* _Excerpted records_
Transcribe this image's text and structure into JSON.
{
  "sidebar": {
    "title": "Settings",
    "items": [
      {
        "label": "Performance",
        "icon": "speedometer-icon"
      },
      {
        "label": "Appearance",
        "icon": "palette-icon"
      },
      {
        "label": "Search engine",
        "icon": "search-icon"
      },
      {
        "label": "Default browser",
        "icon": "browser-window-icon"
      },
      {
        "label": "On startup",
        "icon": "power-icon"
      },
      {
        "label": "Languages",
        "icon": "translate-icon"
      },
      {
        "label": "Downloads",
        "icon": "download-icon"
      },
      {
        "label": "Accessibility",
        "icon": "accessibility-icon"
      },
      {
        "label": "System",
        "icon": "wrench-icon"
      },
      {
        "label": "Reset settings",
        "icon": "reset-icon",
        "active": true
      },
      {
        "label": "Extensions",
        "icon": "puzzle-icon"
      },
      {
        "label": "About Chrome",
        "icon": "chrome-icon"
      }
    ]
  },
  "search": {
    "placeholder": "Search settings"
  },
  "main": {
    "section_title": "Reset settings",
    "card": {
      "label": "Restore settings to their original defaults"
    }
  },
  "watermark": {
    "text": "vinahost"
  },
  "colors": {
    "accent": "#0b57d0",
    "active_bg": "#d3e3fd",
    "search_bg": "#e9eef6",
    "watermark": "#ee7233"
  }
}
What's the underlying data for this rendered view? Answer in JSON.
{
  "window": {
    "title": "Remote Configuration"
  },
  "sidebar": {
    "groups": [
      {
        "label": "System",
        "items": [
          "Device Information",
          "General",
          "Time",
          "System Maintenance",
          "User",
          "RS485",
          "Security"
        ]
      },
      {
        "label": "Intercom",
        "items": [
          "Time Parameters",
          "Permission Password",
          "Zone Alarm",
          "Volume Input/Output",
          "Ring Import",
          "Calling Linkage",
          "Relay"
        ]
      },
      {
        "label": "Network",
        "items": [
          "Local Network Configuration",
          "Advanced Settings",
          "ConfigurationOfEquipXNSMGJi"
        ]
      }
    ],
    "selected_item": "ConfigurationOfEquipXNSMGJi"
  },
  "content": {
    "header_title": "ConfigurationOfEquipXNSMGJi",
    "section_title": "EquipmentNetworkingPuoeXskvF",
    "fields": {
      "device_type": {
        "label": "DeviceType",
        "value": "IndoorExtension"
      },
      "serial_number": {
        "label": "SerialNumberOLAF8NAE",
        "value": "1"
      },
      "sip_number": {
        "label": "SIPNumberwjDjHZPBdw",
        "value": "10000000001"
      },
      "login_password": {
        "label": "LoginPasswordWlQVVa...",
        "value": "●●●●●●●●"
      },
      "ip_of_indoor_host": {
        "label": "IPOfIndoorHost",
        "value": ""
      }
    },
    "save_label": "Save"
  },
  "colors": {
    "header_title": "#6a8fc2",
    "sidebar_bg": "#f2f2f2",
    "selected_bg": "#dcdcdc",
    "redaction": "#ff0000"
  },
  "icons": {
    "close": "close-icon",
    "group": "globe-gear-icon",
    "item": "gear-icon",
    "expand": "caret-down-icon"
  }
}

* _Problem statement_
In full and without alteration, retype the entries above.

* _Output of the task_
Transcribe this image's text and structure into JSON.
{
  "sidebar": {
    "title": "Settings",
    "items": [
      {
        "label": "Performance",
        "icon": "speedometer-icon"
      },
      {
        "label": "Appearance",
        "icon": "palette-icon"
      },
      {
        "label": "Search engine",
        "icon": "search-icon"
      },
      {
        "label": "Default browser",
        "icon": "browser-window-icon"
      },
      {
        "label": "On startup",
        "icon": "power-icon"
      },
      {
        "label": "Languages",
        "icon": "translate-icon"
      },
      {
        "label": "Downloads",
        "icon": "download-icon"
      },
      {
        "label": "Accessibility",
        "icon": "accessibility-icon"
      },
      {
        "label": "System",
        "icon": "wrench-icon"
      },
      {
        "label": "Reset settings",
        "icon": "reset-icon",
        "active": true
      },
      {
        "label": "Extensions",
        "icon": "puzzle-icon"
      },
      {
        "label": "About Chrome",
        "icon": "chrome-icon"
      }
    ]
  },
  "search": {
    "placeholder": "Search settings"
  },
  "main": {
    "section_title": "Reset settings",
    "card": {
      "label": "Restore settings to their original defaults"
    }
  },
  "watermark": {
    "text": "vinahost"
  },
  "colors": {
    "accent": "#0b57d0",
    "active_bg": "#d3e3fd",
    "search_bg": "#e9eef6",
    "watermark": "#ee7233"
  }
}
What's the underlying data for this rendered view? Answer in JSON.
{
  "window": {
    "title": "Remote Configuration"
  },
  "sidebar": {
    "groups": [
      {
        "label": "System",
        "items": [
          "Device Information",
          "General",
          "Time",
          "System Maintenance",
          "User",
          "RS485",
          "Security"
        ]
      },
      {
        "label": "Intercom",
        "items": [
          "Time Parameters",
          "Permission Password",
          "Zone Alarm",
          "Volume Input/Output",
          "Ring Import",
          "Calling Linkage",
          "Relay"
        ]
      },
      {
        "label": "Network",
        "items": [
          "Local Network Configuration",
          "Advanced Settings",
          "ConfigurationOfEquipXNSMGJi"
        ]
      }
    ],
    "selected_item": "ConfigurationOfEquipXNSMGJi"
  },
  "content": {
    "header_title": "ConfigurationOfEquipXNSMGJi",
    "section_title": "EquipmentNetworkingPuoeXskvF",
    "fields": {
      "device_type": {
        "label": "DeviceType",
        "value": "IndoorExtension"
      },
      "serial_number": {
        "label": "SerialNumberOLAF8NAE",
        "value": "1"
      },
      "sip_number": {
        "label": "SIPNumberwjDjHZPBdw",
        "value": "10000000001"
      },
      "login_password": {
        "label": "LoginPasswordWlQVVa...",
        "value": "●●●●●●●●"
      },
      "ip_of_indoor_host": {
        "label": "IPOfIndoorHost",
        "value": ""
      }
    },
    "save_label": "Save"
  },
  "colors": {
    "header_title": "#6a8fc2",
    "sidebar_bg": "#f2f2f2",
    "selected_bg": "#dcdcdc",
    "redaction": "#ff0000"
  },
  "icons": {
    "close": "close-icon",
    "group": "globe-gear-icon",
    "item": "gear-icon",
    "expand": "caret-down-icon"
  }
}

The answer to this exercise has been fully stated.